EXERCISE DESCRIPTION: A single number is the whole answer: the count of lines in these entries that hold "this".

[[ RECORDS FOR PROCESSING open ]]

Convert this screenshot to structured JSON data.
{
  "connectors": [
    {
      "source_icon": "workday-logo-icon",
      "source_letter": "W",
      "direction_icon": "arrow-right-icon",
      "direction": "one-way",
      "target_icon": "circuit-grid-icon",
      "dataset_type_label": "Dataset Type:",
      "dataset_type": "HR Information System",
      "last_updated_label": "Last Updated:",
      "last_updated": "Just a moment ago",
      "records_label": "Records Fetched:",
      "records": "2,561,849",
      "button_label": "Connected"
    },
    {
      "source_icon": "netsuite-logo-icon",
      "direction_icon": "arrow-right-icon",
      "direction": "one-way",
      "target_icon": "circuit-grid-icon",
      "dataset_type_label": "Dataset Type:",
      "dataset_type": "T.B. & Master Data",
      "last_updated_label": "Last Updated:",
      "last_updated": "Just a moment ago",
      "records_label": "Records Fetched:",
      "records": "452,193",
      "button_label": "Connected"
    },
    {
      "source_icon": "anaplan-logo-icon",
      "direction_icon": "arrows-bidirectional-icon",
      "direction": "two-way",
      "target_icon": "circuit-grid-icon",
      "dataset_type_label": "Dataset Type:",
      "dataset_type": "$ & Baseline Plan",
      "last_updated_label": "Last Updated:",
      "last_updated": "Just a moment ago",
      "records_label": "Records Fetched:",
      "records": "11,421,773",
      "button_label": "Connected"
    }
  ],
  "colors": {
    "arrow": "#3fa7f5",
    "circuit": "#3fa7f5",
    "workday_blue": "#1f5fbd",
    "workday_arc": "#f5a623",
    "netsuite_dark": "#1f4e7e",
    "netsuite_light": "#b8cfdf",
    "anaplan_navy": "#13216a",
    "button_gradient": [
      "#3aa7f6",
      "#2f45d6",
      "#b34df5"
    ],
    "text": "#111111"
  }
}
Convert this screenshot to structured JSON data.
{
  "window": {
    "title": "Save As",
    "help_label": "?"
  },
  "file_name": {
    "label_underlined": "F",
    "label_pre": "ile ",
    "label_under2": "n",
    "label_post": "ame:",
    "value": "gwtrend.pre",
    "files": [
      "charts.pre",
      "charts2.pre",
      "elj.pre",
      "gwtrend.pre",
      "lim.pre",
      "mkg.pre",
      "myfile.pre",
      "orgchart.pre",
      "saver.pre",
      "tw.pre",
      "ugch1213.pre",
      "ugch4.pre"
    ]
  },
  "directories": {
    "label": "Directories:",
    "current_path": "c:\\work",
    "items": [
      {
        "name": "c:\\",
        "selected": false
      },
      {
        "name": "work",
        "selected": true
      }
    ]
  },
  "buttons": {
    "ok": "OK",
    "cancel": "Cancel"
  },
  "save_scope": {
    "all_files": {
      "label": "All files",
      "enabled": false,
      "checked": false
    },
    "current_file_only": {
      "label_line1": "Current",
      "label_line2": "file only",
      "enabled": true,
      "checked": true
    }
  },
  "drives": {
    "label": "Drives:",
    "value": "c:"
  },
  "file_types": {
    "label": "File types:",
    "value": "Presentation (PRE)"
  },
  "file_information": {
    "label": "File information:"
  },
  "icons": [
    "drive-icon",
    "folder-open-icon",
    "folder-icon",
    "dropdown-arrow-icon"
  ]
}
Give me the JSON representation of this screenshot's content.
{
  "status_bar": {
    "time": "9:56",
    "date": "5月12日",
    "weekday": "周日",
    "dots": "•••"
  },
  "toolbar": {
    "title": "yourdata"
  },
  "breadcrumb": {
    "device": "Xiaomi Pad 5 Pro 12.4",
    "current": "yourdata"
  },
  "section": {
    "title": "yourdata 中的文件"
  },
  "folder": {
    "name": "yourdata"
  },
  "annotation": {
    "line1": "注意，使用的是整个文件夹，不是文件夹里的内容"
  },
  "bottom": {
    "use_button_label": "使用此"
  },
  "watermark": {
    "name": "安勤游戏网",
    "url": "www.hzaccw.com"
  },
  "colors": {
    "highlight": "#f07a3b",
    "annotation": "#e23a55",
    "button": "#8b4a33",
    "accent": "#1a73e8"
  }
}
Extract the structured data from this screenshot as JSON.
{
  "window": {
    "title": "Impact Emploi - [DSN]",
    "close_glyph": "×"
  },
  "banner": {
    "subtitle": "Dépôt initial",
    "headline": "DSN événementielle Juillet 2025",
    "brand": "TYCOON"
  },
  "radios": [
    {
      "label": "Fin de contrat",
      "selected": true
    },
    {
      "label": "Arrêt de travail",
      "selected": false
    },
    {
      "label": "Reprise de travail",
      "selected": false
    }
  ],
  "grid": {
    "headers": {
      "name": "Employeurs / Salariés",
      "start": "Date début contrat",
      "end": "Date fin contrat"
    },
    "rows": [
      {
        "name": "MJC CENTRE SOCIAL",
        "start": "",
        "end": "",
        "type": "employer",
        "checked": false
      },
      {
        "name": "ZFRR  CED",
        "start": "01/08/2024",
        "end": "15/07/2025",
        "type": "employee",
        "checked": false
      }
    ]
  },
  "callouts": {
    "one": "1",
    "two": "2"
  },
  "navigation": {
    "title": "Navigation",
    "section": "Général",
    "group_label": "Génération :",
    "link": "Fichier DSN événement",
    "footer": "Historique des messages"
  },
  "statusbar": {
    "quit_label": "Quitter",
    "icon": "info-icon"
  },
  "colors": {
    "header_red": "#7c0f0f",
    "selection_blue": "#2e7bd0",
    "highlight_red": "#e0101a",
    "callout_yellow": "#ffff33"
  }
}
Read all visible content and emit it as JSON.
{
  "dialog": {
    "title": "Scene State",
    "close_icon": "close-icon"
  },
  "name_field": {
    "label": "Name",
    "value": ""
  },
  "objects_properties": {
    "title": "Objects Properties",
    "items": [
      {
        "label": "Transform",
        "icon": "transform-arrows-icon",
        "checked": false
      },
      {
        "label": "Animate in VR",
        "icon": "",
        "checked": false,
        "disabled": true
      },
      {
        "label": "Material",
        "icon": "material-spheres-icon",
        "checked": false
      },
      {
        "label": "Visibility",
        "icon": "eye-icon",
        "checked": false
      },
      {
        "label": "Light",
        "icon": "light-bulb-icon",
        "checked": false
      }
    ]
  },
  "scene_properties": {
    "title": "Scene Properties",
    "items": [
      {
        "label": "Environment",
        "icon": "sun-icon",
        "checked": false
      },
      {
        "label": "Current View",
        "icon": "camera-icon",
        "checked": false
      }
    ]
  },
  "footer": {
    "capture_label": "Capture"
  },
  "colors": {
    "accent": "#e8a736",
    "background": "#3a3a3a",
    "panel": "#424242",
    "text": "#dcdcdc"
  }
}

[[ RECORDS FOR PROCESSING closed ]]

COMPLETED EXERCISE: 4